If a line in the entries contains the word "down", list it.

» **Information shown**:

Content starts

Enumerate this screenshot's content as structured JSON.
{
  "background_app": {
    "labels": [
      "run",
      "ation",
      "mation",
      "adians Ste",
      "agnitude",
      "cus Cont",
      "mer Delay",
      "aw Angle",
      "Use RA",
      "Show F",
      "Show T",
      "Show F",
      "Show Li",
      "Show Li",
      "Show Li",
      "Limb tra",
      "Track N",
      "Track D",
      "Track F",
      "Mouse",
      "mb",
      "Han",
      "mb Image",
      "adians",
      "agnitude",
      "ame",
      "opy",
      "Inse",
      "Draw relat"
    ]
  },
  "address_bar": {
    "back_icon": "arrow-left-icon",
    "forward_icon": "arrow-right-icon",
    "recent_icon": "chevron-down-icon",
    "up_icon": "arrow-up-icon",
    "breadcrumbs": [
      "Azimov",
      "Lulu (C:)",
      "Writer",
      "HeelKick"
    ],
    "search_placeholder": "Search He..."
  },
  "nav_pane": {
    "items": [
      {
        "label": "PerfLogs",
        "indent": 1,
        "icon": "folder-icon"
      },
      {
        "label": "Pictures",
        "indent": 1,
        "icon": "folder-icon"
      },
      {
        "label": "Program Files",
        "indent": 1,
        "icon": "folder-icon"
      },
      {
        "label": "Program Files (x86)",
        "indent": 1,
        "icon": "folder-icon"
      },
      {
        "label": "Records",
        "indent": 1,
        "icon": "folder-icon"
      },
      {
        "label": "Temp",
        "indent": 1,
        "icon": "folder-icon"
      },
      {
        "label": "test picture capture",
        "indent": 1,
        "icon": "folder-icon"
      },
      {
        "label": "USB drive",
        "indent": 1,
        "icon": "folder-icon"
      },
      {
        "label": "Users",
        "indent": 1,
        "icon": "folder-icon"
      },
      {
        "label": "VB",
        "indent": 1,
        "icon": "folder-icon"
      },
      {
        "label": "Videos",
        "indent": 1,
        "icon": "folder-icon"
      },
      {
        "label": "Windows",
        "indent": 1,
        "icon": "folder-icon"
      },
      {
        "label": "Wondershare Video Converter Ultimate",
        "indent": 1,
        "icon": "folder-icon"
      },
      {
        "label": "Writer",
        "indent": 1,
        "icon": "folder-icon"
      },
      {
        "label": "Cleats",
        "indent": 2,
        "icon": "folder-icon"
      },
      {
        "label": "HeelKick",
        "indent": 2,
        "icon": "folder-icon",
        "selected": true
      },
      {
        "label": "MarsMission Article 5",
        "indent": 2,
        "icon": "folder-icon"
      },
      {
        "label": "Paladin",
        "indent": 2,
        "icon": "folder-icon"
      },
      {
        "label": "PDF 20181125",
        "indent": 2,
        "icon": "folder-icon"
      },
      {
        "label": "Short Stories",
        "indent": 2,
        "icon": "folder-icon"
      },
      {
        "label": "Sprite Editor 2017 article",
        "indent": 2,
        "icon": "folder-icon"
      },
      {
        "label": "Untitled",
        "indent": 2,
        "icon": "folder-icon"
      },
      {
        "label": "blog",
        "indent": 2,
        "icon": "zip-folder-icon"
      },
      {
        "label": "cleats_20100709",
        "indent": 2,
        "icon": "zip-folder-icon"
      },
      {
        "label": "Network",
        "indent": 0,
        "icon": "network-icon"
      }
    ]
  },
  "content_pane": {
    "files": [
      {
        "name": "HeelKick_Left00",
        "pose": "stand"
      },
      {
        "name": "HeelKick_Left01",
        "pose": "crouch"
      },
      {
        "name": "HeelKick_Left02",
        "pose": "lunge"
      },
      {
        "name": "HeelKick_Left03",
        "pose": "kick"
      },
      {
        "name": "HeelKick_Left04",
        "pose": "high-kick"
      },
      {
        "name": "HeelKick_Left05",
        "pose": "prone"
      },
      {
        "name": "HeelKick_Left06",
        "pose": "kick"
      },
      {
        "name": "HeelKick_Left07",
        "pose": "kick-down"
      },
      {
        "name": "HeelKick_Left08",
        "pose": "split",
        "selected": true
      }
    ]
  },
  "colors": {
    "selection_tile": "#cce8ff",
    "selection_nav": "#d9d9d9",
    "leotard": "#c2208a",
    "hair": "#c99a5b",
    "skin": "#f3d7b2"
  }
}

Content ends

» **Written solution**:
    "recent_icon": "chevron-down-icon",
        "pose": "kick-down"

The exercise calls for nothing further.